Messages Found to Be Protected
The district court ultimately found that both private messages as well as comments visible to a restricted set of Facebook or MySpace users (e.g., Facebook wall postings) were held in "electronic storage," but its analysis was complicated by novel features of these technologies. Instead of downloading messages to their own computers, users of private messaging on social networking sites compose and read messages on the provider's server without ever downloading them to their own computers. Relying on precedent discussing web-mail services, the court concluded that, with respect to private messages, social networking sites acted as ECS providers until the messages were viewed by the recipient, after which they acted as RCS providers. The court disallowed discovery of such private messaging content.
The court found the issue of whether Facebook wall postings and MySpace comments were electronic storage to be "more difficult," because wall postings and comments did not fit neatly into the definition of either intermediate or backup storage. The court decided to protect Facebook wall postings and MySpace comments. However, the court hedged its reasoning, preferring to treat wall postings and comments as communications facilitated by the sites as ECS providers, but alternatively holding that the sites were RCS providers offering storage for the messages, similar to videos stored on YouTube.
The decision leaves a number of questions unanswered. First, does the SCA protect forms of content that are radically different from anything that existed in 1986? What makes sites like MySpace and Facebook unique is not that they provide users with another mechanism to send e-mail but rather that they facilitate linkages between people. These linkages generate new types of content. For instance, Facebook users can post status updates with up-to-the minute information about what they are doing. Some of the most important forms of content on Facebook, like a user's list of "friends" and his or her history of activity on the site, have no clear analog in the pre-social networking era.
The decision does not address how restricted access to content must be in order for that content to be considered private. Is content private if one must be a site subscriber to access it, or must access be limited to a user's "friends," which on Facebook may number in the thousands? Finally, it does not address the interaction between a provider's policies and an individual's privacy choices. What if a user is unaware of these distinctions? May a user avoid discovery simply by modifying his or her settings at the time of trial? Courts will have to decide how to apply the SCA's dated technological model to these issues.
Alan Klein, a partner in the Philadelphia office of Duane Morris, concentrates on litigation and handles a wide variety of cases with a focus on products liability and toxic torts. John M. Lyons, an associate in that office, practices in the area of litigation, with a focus on products liability, toxic torts and commercial litigation. Andrew R. Sperl, a summer associate at the firm, is a member of the class of 2011 at New York University School of Law.
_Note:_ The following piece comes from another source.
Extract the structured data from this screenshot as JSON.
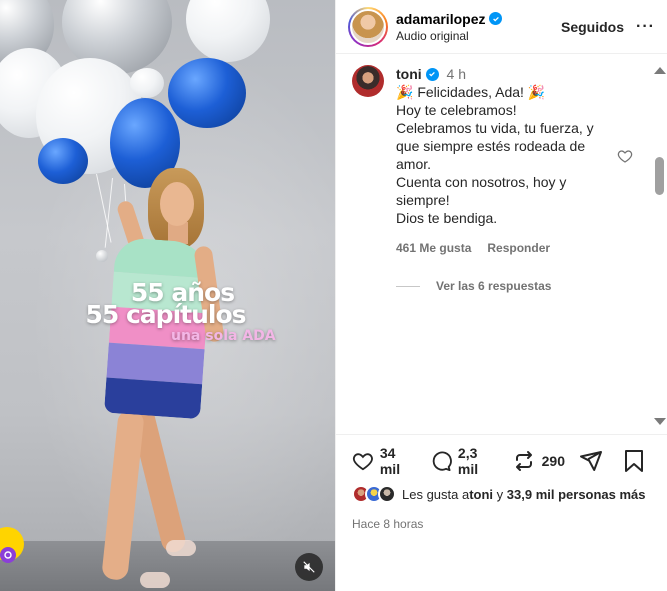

Reprinted with permission from The National Law Journal, © ALM Media Properties LLC. All rights reserved.